Select and reproduce each line of the listing below that bears the string "JSON".

------------

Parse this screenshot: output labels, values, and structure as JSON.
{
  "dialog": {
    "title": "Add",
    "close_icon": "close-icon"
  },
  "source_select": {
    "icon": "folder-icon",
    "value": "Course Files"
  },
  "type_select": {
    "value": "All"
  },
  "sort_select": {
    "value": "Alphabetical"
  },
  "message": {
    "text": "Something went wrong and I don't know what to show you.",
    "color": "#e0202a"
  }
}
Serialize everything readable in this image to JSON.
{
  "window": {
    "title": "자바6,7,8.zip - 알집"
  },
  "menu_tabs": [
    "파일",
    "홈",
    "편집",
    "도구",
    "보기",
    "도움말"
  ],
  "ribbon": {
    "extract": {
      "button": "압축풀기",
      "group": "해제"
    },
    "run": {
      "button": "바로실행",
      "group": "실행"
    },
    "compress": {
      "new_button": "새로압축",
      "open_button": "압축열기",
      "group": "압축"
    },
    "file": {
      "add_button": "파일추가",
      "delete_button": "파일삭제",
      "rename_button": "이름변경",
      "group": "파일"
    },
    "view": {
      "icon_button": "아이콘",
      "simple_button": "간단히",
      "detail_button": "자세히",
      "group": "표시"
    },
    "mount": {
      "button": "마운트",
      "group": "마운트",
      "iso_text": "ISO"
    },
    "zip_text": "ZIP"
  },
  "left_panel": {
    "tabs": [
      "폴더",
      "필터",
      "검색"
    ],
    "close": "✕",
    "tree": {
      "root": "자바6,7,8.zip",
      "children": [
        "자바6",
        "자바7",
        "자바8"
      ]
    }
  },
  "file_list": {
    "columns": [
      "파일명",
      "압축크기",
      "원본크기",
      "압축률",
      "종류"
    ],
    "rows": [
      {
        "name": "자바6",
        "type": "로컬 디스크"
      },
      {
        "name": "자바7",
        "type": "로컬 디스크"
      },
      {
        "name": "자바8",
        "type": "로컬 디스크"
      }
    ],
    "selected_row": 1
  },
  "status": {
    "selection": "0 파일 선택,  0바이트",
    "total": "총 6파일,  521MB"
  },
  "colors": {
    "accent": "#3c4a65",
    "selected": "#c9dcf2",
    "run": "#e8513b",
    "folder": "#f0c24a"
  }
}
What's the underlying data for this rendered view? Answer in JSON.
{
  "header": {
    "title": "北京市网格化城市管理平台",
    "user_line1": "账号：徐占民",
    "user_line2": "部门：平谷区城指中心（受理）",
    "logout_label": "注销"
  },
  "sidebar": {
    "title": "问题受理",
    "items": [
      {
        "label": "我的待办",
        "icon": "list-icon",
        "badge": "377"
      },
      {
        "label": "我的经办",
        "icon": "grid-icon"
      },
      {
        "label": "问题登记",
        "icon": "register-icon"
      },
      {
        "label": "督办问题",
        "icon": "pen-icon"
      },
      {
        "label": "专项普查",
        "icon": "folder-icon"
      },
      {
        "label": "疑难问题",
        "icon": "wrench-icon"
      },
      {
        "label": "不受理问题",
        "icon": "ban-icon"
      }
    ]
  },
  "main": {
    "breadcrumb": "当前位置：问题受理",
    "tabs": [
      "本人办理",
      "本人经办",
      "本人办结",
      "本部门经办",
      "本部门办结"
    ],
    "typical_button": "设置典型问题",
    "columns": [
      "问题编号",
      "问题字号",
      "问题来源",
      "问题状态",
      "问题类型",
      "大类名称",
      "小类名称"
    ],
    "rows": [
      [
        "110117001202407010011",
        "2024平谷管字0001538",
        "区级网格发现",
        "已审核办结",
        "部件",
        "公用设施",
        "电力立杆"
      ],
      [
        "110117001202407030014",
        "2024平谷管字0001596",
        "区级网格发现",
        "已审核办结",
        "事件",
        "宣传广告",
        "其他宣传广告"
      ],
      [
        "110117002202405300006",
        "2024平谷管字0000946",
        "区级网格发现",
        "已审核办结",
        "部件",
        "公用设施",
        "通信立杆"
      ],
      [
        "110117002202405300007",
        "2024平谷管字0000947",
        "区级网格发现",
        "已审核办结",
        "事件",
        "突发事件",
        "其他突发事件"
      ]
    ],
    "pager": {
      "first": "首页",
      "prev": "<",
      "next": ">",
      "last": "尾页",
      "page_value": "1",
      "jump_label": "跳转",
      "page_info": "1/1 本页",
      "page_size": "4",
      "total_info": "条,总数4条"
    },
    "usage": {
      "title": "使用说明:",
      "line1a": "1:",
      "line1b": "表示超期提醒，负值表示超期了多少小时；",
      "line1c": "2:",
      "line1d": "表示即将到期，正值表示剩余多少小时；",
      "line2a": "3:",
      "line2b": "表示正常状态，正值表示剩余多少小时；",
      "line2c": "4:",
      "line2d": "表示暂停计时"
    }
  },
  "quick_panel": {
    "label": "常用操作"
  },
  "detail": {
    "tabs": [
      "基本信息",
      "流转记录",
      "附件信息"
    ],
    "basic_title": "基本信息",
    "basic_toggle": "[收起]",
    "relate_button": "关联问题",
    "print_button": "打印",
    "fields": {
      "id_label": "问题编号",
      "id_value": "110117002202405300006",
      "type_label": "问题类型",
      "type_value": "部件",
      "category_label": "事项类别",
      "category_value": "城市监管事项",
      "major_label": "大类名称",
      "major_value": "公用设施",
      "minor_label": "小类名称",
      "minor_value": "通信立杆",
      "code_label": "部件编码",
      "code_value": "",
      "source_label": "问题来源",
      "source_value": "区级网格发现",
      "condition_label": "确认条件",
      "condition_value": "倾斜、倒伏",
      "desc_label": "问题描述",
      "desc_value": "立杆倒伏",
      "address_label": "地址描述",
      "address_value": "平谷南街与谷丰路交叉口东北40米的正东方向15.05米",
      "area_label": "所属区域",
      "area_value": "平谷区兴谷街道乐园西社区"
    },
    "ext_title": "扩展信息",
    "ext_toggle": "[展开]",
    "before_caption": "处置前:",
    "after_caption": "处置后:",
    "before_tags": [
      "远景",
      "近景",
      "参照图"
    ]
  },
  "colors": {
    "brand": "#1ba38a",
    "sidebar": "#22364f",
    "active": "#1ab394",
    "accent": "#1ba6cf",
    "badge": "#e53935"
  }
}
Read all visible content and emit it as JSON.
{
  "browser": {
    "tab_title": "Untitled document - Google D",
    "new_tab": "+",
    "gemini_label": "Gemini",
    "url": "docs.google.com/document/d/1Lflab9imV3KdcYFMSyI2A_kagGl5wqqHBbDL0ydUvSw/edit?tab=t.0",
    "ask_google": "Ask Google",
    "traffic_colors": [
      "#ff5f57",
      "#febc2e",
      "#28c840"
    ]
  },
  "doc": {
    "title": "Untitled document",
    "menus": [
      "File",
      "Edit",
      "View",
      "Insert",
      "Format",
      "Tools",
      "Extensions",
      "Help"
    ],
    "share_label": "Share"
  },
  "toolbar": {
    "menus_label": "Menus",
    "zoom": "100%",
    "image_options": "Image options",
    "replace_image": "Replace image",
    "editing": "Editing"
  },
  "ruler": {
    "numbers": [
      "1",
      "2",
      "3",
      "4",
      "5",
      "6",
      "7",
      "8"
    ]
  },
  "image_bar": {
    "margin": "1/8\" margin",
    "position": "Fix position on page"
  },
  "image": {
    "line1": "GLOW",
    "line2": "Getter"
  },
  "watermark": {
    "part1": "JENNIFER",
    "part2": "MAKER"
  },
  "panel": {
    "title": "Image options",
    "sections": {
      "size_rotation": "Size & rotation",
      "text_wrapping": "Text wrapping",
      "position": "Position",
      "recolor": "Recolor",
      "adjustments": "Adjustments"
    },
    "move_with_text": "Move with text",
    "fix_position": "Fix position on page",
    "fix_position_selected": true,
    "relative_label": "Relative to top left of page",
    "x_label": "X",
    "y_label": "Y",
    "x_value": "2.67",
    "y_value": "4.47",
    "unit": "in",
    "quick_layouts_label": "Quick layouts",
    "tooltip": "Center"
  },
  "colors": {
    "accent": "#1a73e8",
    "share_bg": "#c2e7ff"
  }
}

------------

**Task response:**
Parse this screenshot: output labels, values, and structure as JSON.
Serialize everything readable in this image to JSON.
What's the underlying data for this rendered view? Answer in JSON.
Read all visible content and emit it as JSON.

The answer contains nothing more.